Silicone breast implant patients face greatly increased risk of autoimmune disease, U of A research shows
As many as 26 per cent of women who get silicone breast implants are likely to develop an autoimmune disease.
By LESLEY YOUNG
Women with breast implants mostly only had to worry about leaks, but a large-scale Israeli study performed in collaboration with researchers from the University of Alberta confirmed almost one in four implantation patients is at risk of a serious autoimmune disorder.
“The risk of women with breast implantation developing an autoimmune disease was 45 per cent higher compared to women without implants,” said Jan Willem Cohen Tervaert, director of the Division of Rheumatology at the U of A.
“While some previous studies have shown similar risks, their results were criticized because the diagnoses were self-reported. Our study used a physician-based registration so it’s the first to confirm the relationship exists between implants and autoimmune disorders based on diagnoses made by doctors.”
The International Journal of Epidemiology study, which compared nearly 25,000 Israeli women with breast implants with nearly 100,000 women without an implant, will be discussed by the U.S. Food and Drug Administration, said Cohen Tervaert.
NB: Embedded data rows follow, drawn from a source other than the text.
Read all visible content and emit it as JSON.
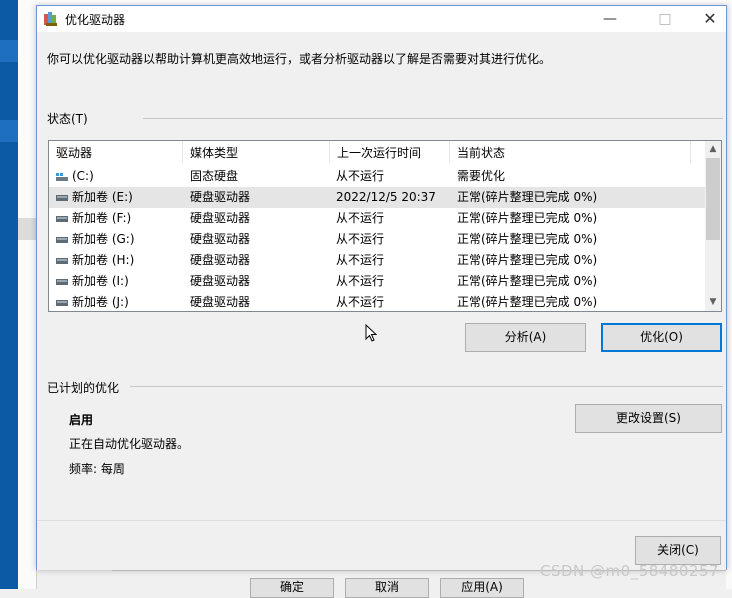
{
  "window": {
    "title": "优化驱动器",
    "minimize_icon": "minimize-icon",
    "maximize_icon": "maximize-icon",
    "close_icon": "close-icon"
  },
  "description": "你可以优化驱动器以帮助计算机更高效地运行，或者分析驱动器以了解是否需要对其进行优化。",
  "status_section": {
    "label": "状态(T)",
    "columns": [
      "驱动器",
      "媒体类型",
      "上一次运行时间",
      "当前状态"
    ],
    "rows": [
      {
        "icon": "ssd-drive-icon",
        "name": "(C:)",
        "media": "固态硬盘",
        "last_run": "从不运行",
        "status": "需要优化",
        "selected": false
      },
      {
        "icon": "hdd-drive-icon",
        "name": "新加卷 (E:)",
        "media": "硬盘驱动器",
        "last_run": "2022/12/5 20:37",
        "status": "正常(碎片整理已完成 0%)",
        "selected": true
      },
      {
        "icon": "hdd-drive-icon",
        "name": "新加卷 (F:)",
        "media": "硬盘驱动器",
        "last_run": "从不运行",
        "status": "正常(碎片整理已完成 0%)",
        "selected": false
      },
      {
        "icon": "hdd-drive-icon",
        "name": "新加卷 (G:)",
        "media": "硬盘驱动器",
        "last_run": "从不运行",
        "status": "正常(碎片整理已完成 0%)",
        "selected": false
      },
      {
        "icon": "hdd-drive-icon",
        "name": "新加卷 (H:)",
        "media": "硬盘驱动器",
        "last_run": "从不运行",
        "status": "正常(碎片整理已完成 0%)",
        "selected": false
      },
      {
        "icon": "hdd-drive-icon",
        "name": "新加卷 (I:)",
        "media": "硬盘驱动器",
        "last_run": "从不运行",
        "status": "正常(碎片整理已完成 0%)",
        "selected": false
      },
      {
        "icon": "hdd-drive-icon",
        "name": "新加卷 (J:)",
        "media": "硬盘驱动器",
        "last_run": "从不运行",
        "status": "正常(碎片整理已完成 0%)",
        "selected": false
      }
    ],
    "analyze_button": "分析(A)",
    "optimize_button": "优化(O)"
  },
  "scheduled_section": {
    "label": "已计划的优化",
    "state": "启用",
    "description": "正在自动优化驱动器。",
    "frequency": "频率: 每周",
    "change_settings_button": "更改设置(S)"
  },
  "footer": {
    "close_button": "关闭(C)"
  },
  "background": {
    "buttons": [
      "确定",
      "取消",
      "应用(A)"
    ]
  },
  "watermark": "CSDN @m0_58480257",
  "colors": {
    "accent": "#0078d7",
    "selected_row": "#e5e5e5",
    "dialog_border": "#6d9ad6"
  }
}
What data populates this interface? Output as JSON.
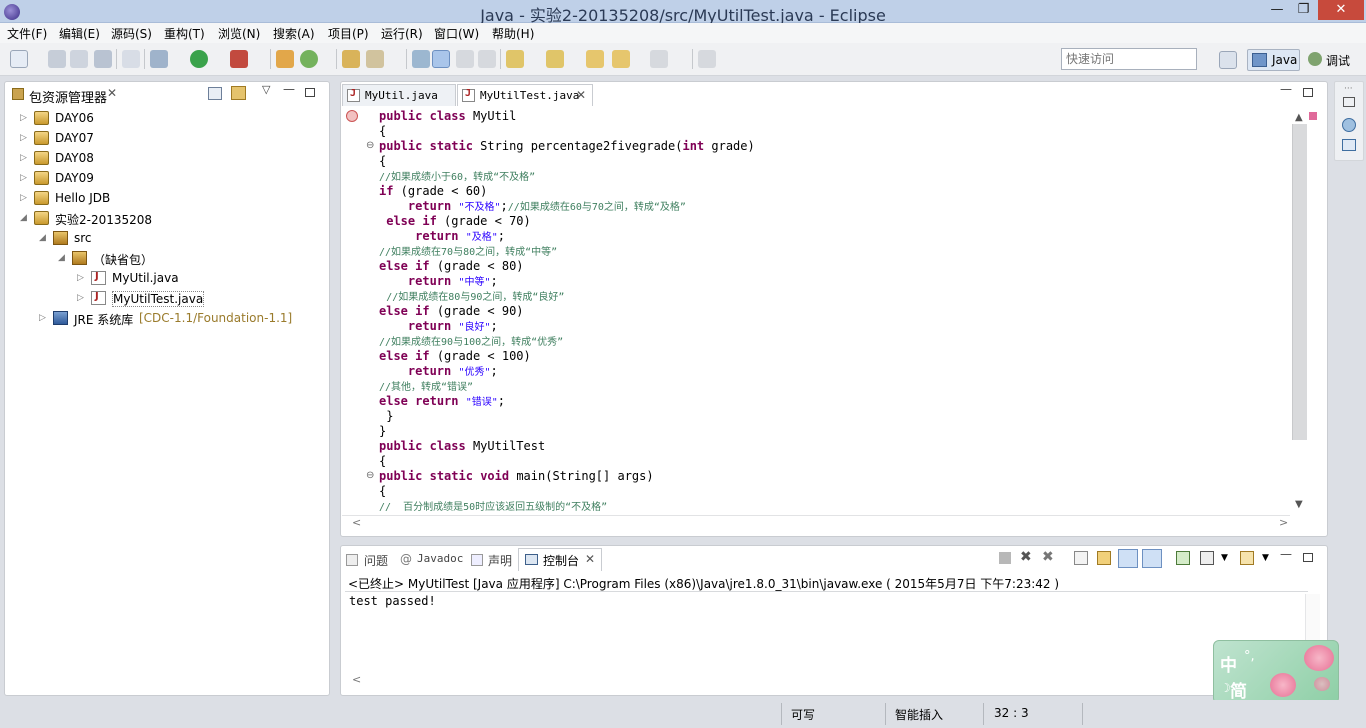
{
  "window": {
    "title": "Java  -  实验2-20135208/src/MyUtilTest.java  -  Eclipse",
    "min": "—",
    "max": "❐",
    "close": "✕"
  },
  "menu": [
    "文件(F)",
    "编辑(E)",
    "源码(S)",
    "重构(T)",
    "浏览(N)",
    "搜索(A)",
    "项目(P)",
    "运行(R)",
    "窗口(W)",
    "帮助(H)"
  ],
  "toolbar": {
    "quick_access_placeholder": "快速访问"
  },
  "perspectives": {
    "java": "Java",
    "debug": "调试"
  },
  "package_explorer": {
    "title": "包资源管理器",
    "items": [
      {
        "label": "DAY06"
      },
      {
        "label": "DAY07"
      },
      {
        "label": "DAY08"
      },
      {
        "label": "DAY09"
      },
      {
        "label": "Hello JDB"
      },
      {
        "label": "实验2-20135208"
      },
      {
        "label": "src"
      },
      {
        "label": "（缺省包）"
      },
      {
        "label": "MyUtil.java"
      },
      {
        "label": "MyUtilTest.java"
      },
      {
        "label": "JRE 系统库",
        "suffix": "[CDC-1.1/Foundation-1.1]"
      }
    ]
  },
  "editor": {
    "tabs": [
      {
        "label": "MyUtil.java"
      },
      {
        "label": "MyUtilTest.java"
      }
    ],
    "lines": [
      {
        "t": "public class MyUtil"
      },
      {
        "t": "{"
      },
      {
        "t": "public static String percentage2fivegrade(int grade)"
      },
      {
        "t": "{"
      },
      {
        "t": "//如果成绩小于60，转成“不及格”"
      },
      {
        "t": "if (grade < 60)"
      },
      {
        "t": "    return \"不及格\";//如果成绩在60与70之间，转成“及格”"
      },
      {
        "t": " else if (grade < 70)"
      },
      {
        "t": "     return \"及格\";"
      },
      {
        "t": "//如果成绩在70与80之间，转成“中等”"
      },
      {
        "t": "else if (grade < 80)"
      },
      {
        "t": "    return \"中等\";"
      },
      {
        "t": " //如果成绩在80与90之间，转成“良好”"
      },
      {
        "t": "else if (grade < 90)"
      },
      {
        "t": "    return \"良好\";"
      },
      {
        "t": "//如果成绩在90与100之间，转成“优秀”"
      },
      {
        "t": "else if (grade < 100)"
      },
      {
        "t": "    return \"优秀\";"
      },
      {
        "t": "//其他，转成“错误”"
      },
      {
        "t": "else return \"错误\";"
      },
      {
        "t": " }"
      },
      {
        "t": "}"
      },
      {
        "t": "public class MyUtilTest"
      },
      {
        "t": "{"
      },
      {
        "t": "public static void main(String[] args)"
      },
      {
        "t": "{"
      },
      {
        "t": "//  百分制成绩是50时应该返回五级制的“不及格”"
      }
    ]
  },
  "console": {
    "tabs": [
      "问题",
      "Javadoc",
      "声明",
      "控制台"
    ],
    "header": "<已终止> MyUtilTest [Java 应用程序] C:\\Program Files (x86)\\Java\\jre1.8.0_31\\bin\\javaw.exe ( 2015年5月7日 下午7:23:42 )",
    "output": "test passed!"
  },
  "status": {
    "writable": "可写",
    "insert_mode": "智能插入",
    "position": "32 : 3"
  },
  "ime": {
    "lang": "中",
    "mode": "简",
    "punct": "°,"
  }
}
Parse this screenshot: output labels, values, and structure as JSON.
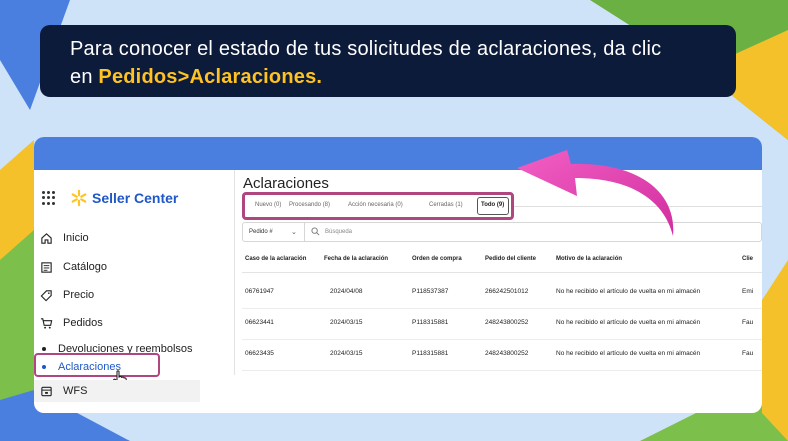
{
  "banner": {
    "text": "Para conocer el estado de tus solicitudes de aclaraciones, da clic",
    "prefix": "en ",
    "highlight": "Pedidos>Aclaraciones."
  },
  "colors": {
    "brand_blue": "#1e58c7",
    "highlight_yellow": "#ffc220",
    "callout_pink": "#b0467f",
    "banner_navy": "#0d1b3a"
  },
  "sidebar": {
    "brand": "Seller Center",
    "items": [
      {
        "label": "Inicio",
        "icon": "home-icon"
      },
      {
        "label": "Catálogo",
        "icon": "catalog-icon"
      },
      {
        "label": "Precio",
        "icon": "price-tag-icon"
      },
      {
        "label": "Pedidos",
        "icon": "cart-icon"
      }
    ],
    "subitems": [
      {
        "label": "Devoluciones y reembolsos"
      },
      {
        "label": "Aclaraciones"
      }
    ],
    "wfs": {
      "label": "WFS",
      "icon": "wfs-icon"
    }
  },
  "main": {
    "title": "Aclaraciones",
    "tabs": [
      {
        "label": "Nuevo (0)"
      },
      {
        "label": "Procesando (8)"
      },
      {
        "label": "Acción necesaria (0)"
      },
      {
        "label": "Cerradas (1)"
      },
      {
        "label": "Todo (9)"
      }
    ],
    "filter": {
      "select": "Pedido #",
      "search_placeholder": "Búsqueda"
    },
    "columns": [
      "Caso de la aclaración",
      "Fecha de la aclaración",
      "Orden de compra",
      "Pedido del cliente",
      "Motivo de la aclaración",
      "Clie"
    ],
    "rows": [
      [
        "06761947",
        "2024/04/08",
        "P118537387",
        "266242501012",
        "No he recibido el artículo de vuelta en mi almacén",
        "Emi"
      ],
      [
        "06623441",
        "2024/03/15",
        "P118315881",
        "248243800252",
        "No he recibido el artículo de vuelta en mi almacén",
        "Fau"
      ],
      [
        "06623435",
        "2024/03/15",
        "P118315881",
        "248243800252",
        "No he recibido el artículo de vuelta en mi almacén",
        "Fau"
      ]
    ]
  }
}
“The U.S. health regulators say they'll convene a public meeting of medical advisers next year to discuss new science on breast implant safety, including an independent analysis that suggests certain rare health problems might be more common with silicone gel implants.
“Bottom line, there is clear evidence that implantation of foreign bodies in humans is not without risks in patients who are genetically predisposed to an autoimmune disorder. This is why screening measures, such as warning women who already have pre-existing autoimmune diseases or allergies of the increased risk, need to be put in place before surgery,” he added.
Previous research conducted by Cohen Tervaert showed that surgical mesh implants, often used for hernia or gynecological repair, may be the reason so many patients report symptoms of an autoimmune disorder. Specifically, he found that 45 per cent of patients developed an autoimmune disorder such as lupus or rheumatoid arthritis after a mesh implantation, and patients who had allergies before the implant were significantly worse after.
The new study also showed the strongest association between silicone breast implants and Sjögren's syndrome (autoimmune disorder of the salivary and tear glands), systemic sclerosis (autoimmune disorder of the connective tissue affecting the skin, arteries and visceral organs such as lungs and kidneys) and sarcoidosis (autoimmune disorder of the lung, skin and lymph nodes), said Cohen Tervaert.
The causal theory behind both breast and mesh implants and autoimmune disorders is that there’s an instant activation of the body’s immune system when a foreign material is put in it.
“It continues to fight the foreign body and eventually, over time, fatigues and may become dysfunctional,” explained Cohen Tervaert.
Concerned patients should discuss risks with their physicians about existing or future breast or mesh implants, he said.
The United Kingdom, Scotland, Australia and New Zealand have already put holds on mesh implantation, said Cohen Tervaert.
“In addition, patients in the Netherlands who are planning a breast implant are warned about the increased risks of developing autoimmune disorders if they already have allergies. In Canada, there are no rules (yet) in place.”